Protein C Activated protein C Endothelial cell protein C receptor
Preston RJ, Villegas-Mendez A, Sun YH, Hermida J, Simioni P, Philippou H, et al. Selective modulation of protein C affinity for EPCR and phospholipids by Gla domain mutation. FEBS J 2005 Jan;272(1):97-108.

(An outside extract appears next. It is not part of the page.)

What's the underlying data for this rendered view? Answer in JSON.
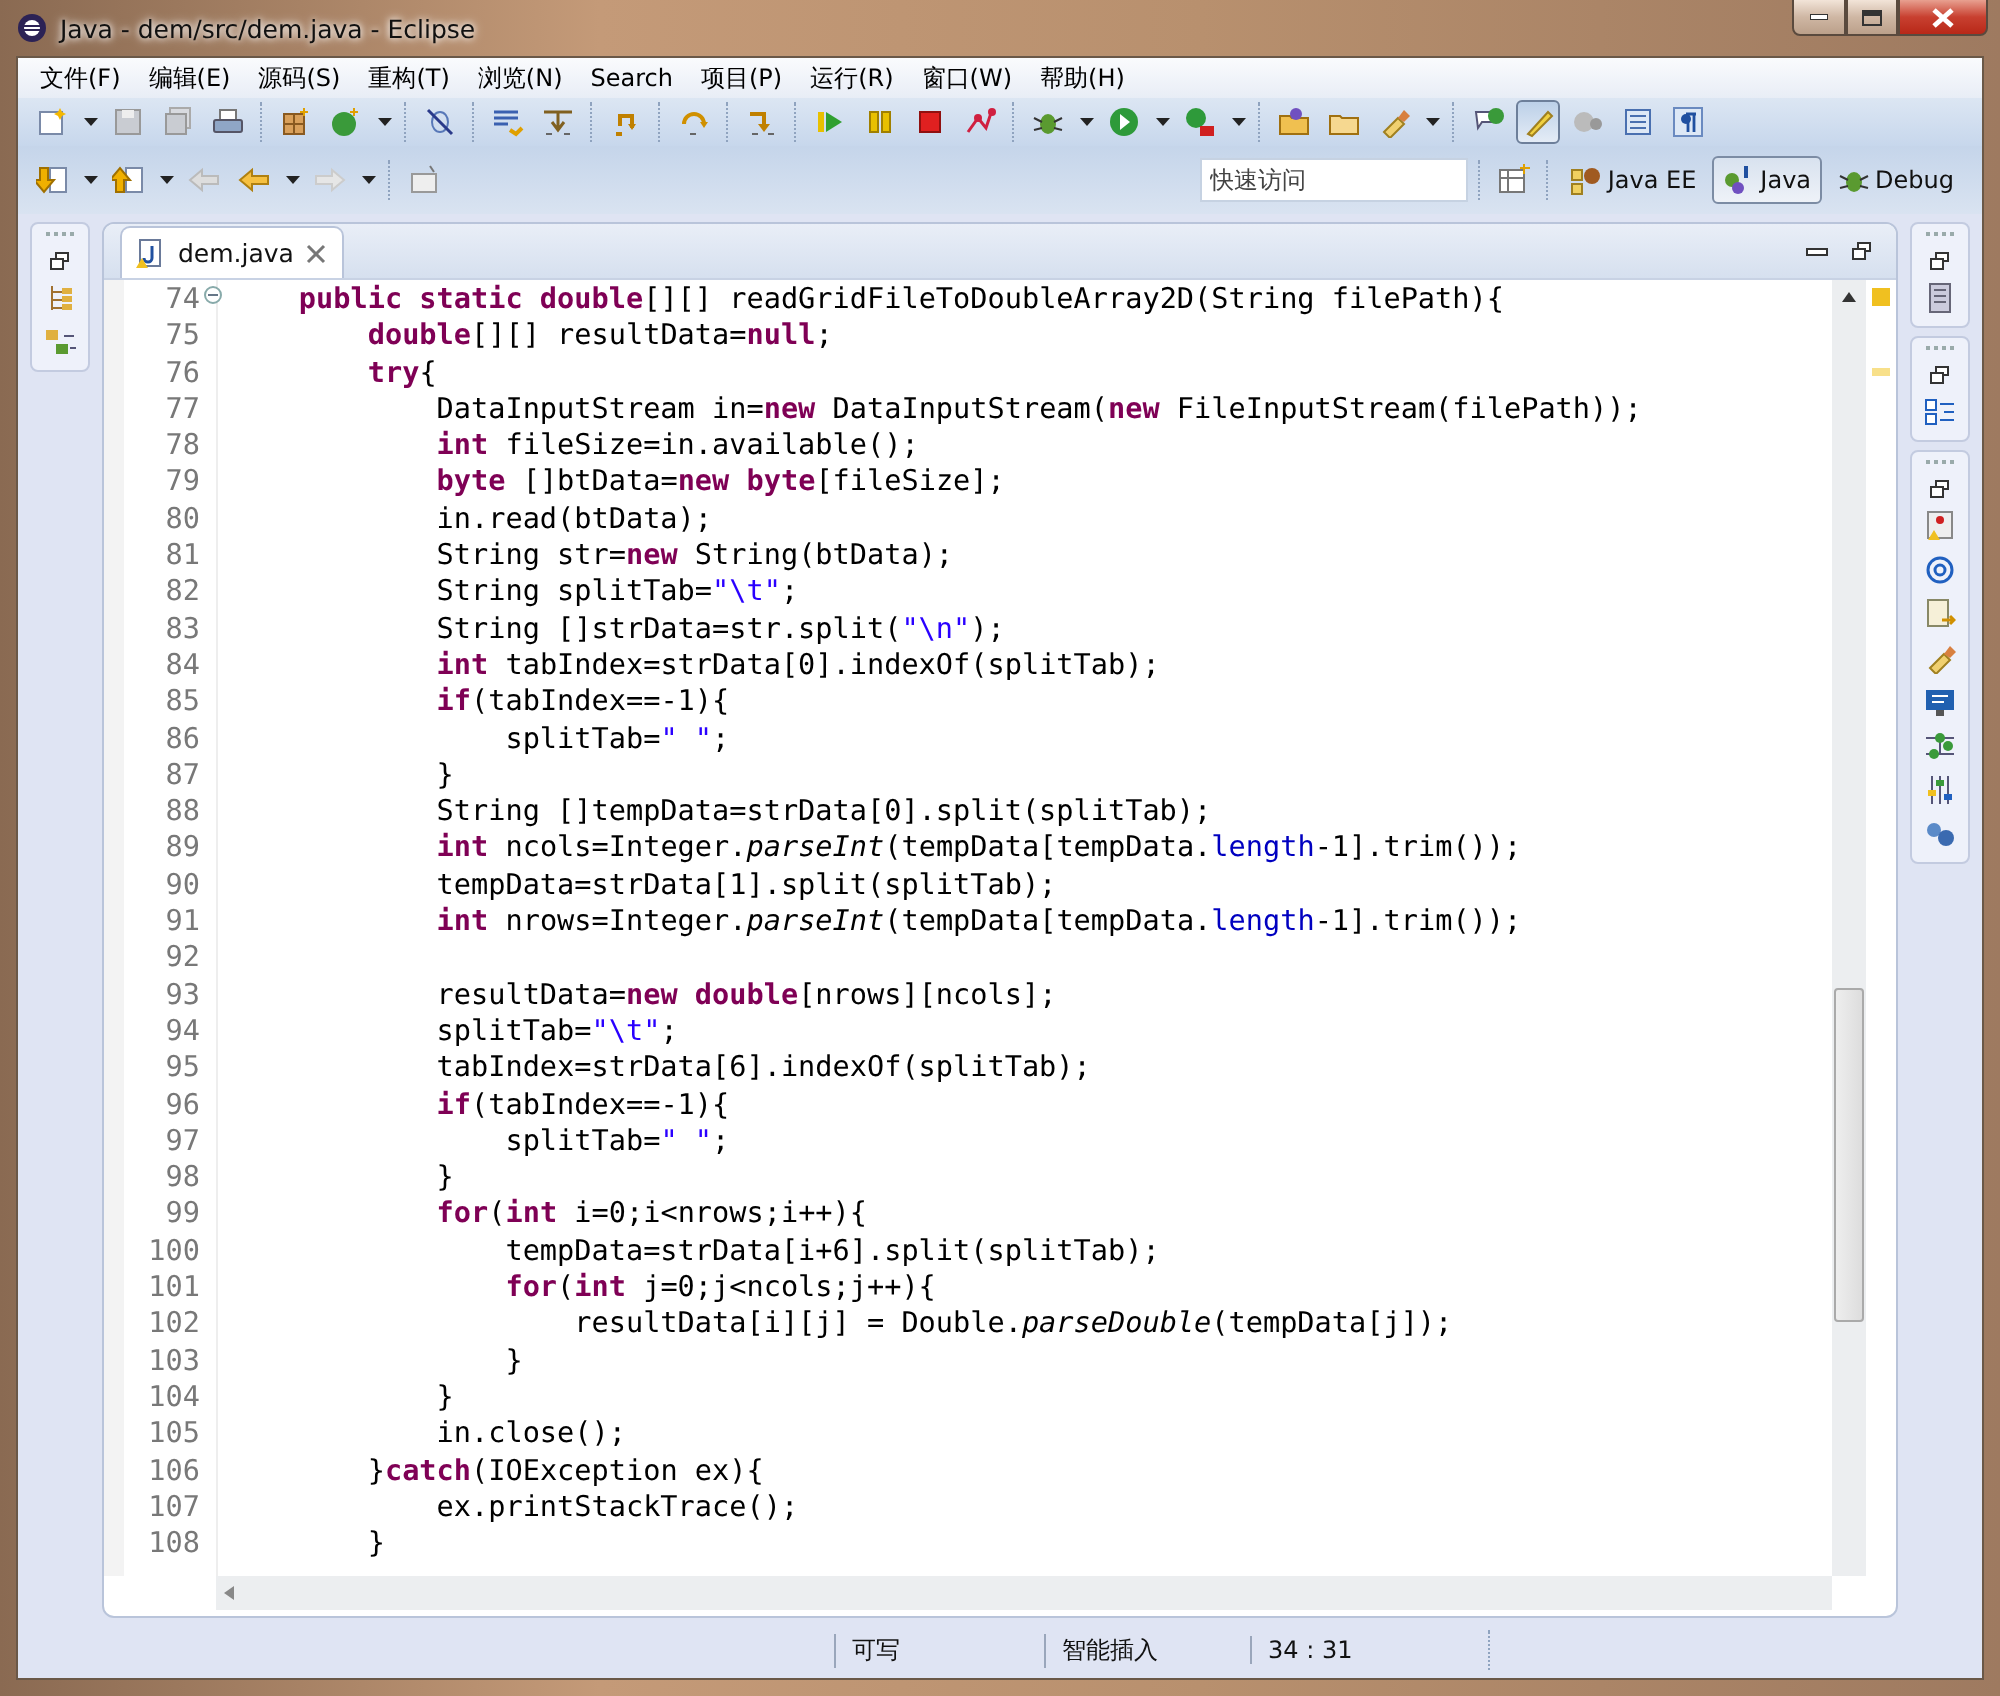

Uniquely amongst vitamin K-dependent coagulation proteins, protein C interacts via its Gla domain both with a receptor, the endothelial cell protein C receptor (EPCR), and with phospholipids. We have studied naturally occurring and recombinant protein C Gla domain variants for soluble (s)EPCR binding, cell surface activation to activated protein C (APC) by the thrombin-thrombomodulin complex, and phospholipid dependent factor Va (FVa) inactivation by APC, to establish if these functions are concordant. Wild-type protein C binding to sEPCR was characterized with surface plasmon resonance to have an association rate constant of 5.23 x 10(5) m(-1).s(-1), a dissociation rate constant of 7.61 x 10(-2) s(-1) and equilibrium binding constant (K(D)) of 147 nm. It was activated by thrombin over endothelial cells with a K(m) of 213 nm and once activated to APC, rapidly inactivated FVa. Each of these interactions was dramatically reduced for variants causing gross Gla domain misfolding (R-1L, R-1C, E16D and E26K). Recombinant variants Q32A, V34A and D35A had essentially normal functions. However, R9H and H10Q/S11G/S12N/D23S/Q32E/N33D/H44Y (QGNSEDY) variants had slightly reduced (< twofold) binding to sEPCR, arising from an increased rate of dissociation, and increased K(m) (358 nm for QGNSEDY) for endothelial cell surface activation by thrombin. Interestingly, these variants had greatly reduced (R9H) or greatly enhanced (QGNSEDY) ability to inactivate FVa. Therefore, protein C binding to sEPCR and phospholipids is broadly dependent on correct Gla domain folding, but can be selectively influenced by judicious mutation.